During mid March, it was increasingly encouraged that the British people must reduce our social contact. Nevertheless, thousands of people flocked to sites of natural beauty varying from Snowdonia and the Lake District’s peaks, to Cornwall and Brighton’s sunny beaches. The Royal Parks of London also became crowded with friends and family enjoying the March sunshine. Images of Hyde Park, for example, on BBC News highlighted the disregard and difficulty in following governmental advice of social distancing, especially on Mother’s Day. This prompted Prime Minister Boris Johnson to announce on Monday 23rd March, live to the nation, that the UK was now in a state of lockdown. This was delivered in a fairly blunt and direct fashion, telling 27 million TV viewers of the unprecedented strict measures now in place. Suzy Bowden, 50 in Esher, remarked: “It is one thing following a suggestion to stay indoors; it is another thing to have a rule of isolation imposed upon you.”

Since the Prime Minister’s speech, the British people have had to adjust to life in isolation. They can only go out for limited purposes but are permitted one outdoor excursion for exercise. This has sparked an appreciation for our outdoor areas in South West London, especially: Bushy Park, Richmond Park, Kew Gardens and the National Trust gardens. Richmond Park, which covers over 2300 acres of land, therefore boomed in popularity with walkers, cyclists and runners seeking to enjoy outdoor places. Unfortunately, this resulted in the Royal Parks taking the unprecedented decision of closing to cyclists on the 28th March. A Royal Parks’ spokesman said it is necessary to suspend cycling in Richmond Park due to “crowds at Park gates becoming hugely congested”. Never before has action like this been taken. On Sunday 22nd March, the National Trust Director, Hilary McGrady, announced the decision to “close all [their] gated parks and gardens to help restrict the spread of Coronavirus”. In addition, “many of [their] car parks for countryside and coastal locations have had to close due to high demand”. Some might see this as ironic due to the fact that people will inevitably be searching for more outdoor space and fresh air in the coming weeks. 

Finally, and perhaps most surprisingly, walkers and joggers are now finding it increasingly challenging to find woodland in which they can take their daily exercise. One avid dogwalker in Esher, David, received a list of woodland car parks in his local area which have been closed until further notice by the relevant authorities. This poses a problem, in conjunction with the closure of local parks, for those in South West London who need green areas to run, walk or cycle.
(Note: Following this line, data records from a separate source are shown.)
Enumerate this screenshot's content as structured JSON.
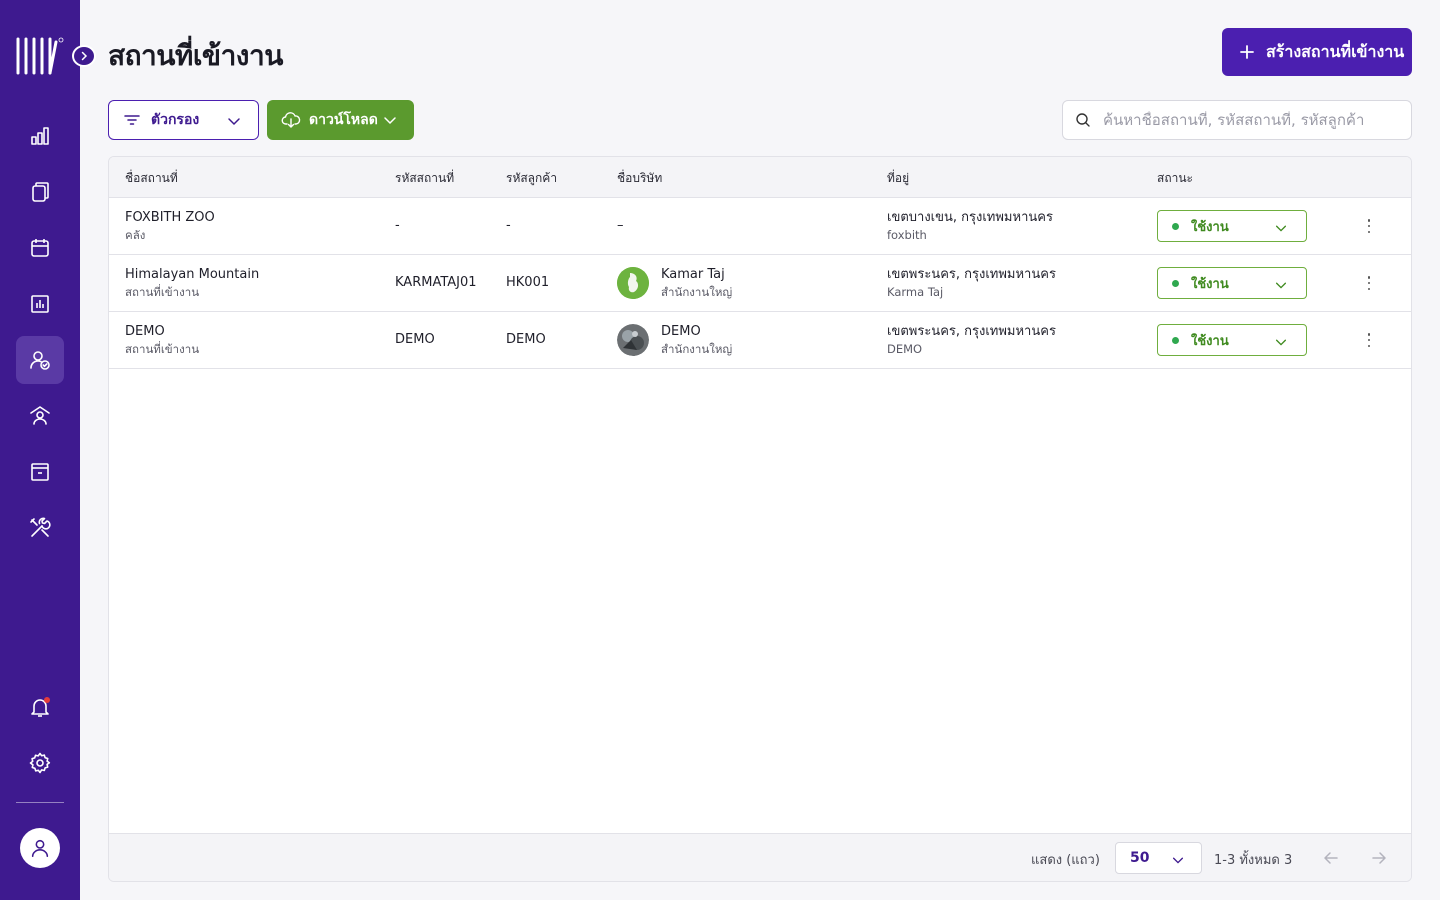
{
  "page": {
    "title": "สถานที่เข้างาน"
  },
  "header": {
    "create_button": "สร้างสถานที่เข้างาน"
  },
  "toolbar": {
    "filter_label": "ตัวกรอง",
    "download_label": "ดาวน์โหลด",
    "search_placeholder": "ค้นหาชื่อสถานที่, รหัสสถานที่, รหัสลูกค้า"
  },
  "table": {
    "columns": [
      "ชื่อสถานที่",
      "รหัสสถานที่",
      "รหัสลูกค้า",
      "ชื่อบริษัท",
      "ที่อยู่",
      "สถานะ"
    ],
    "rows": [
      {
        "name": "FOXBITH ZOO",
        "type": "คลัง",
        "location_code": "-",
        "customer_code": "-",
        "company": "–",
        "company_branch": "",
        "address": "เขตบางเขน, กรุงเทพมหานคร",
        "address_sub": "foxbith",
        "status": "ใช้งาน"
      },
      {
        "name": "Himalayan Mountain",
        "type": "สถานที่เข้างาน",
        "location_code": "KARMATAJ01",
        "customer_code": "HK001",
        "company": "Kamar Taj",
        "company_branch": "สำนักงานใหญ่",
        "address": "เขตพระนคร, กรุงเทพมหานคร",
        "address_sub": "Karma Taj",
        "status": "ใช้งาน"
      },
      {
        "name": "DEMO",
        "type": "สถานที่เข้างาน",
        "location_code": "DEMO",
        "customer_code": "DEMO",
        "company": "DEMO",
        "company_branch": "สำนักงานใหญ่",
        "address": "เขตพระนคร, กรุงเทพมหานคร",
        "address_sub": "DEMO",
        "status": "ใช้งาน"
      }
    ]
  },
  "footer": {
    "rows_label": "แสดง (แถว)",
    "rows_per_page": "50",
    "range_text": "1-3 ทั้งหมด 3"
  },
  "colors": {
    "sidebar": "#3e1a8f",
    "primary": "#4b1fb0",
    "download": "#5b9a2e",
    "status_active": "#3f8a1f"
  },
  "icons": {
    "sidebar": [
      "dashboard-icon",
      "documents-icon",
      "calendar-icon",
      "report-icon",
      "user-check-icon",
      "location-user-icon",
      "archive-icon",
      "tools-icon",
      "bell-icon",
      "gear-icon",
      "user-icon"
    ]
  }
}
It appears that the reach of Coronavirus has not only taken away the freedoms within our homes, pubs, restaurants and offices; but is also taking our freedom to enjoy the outdoors.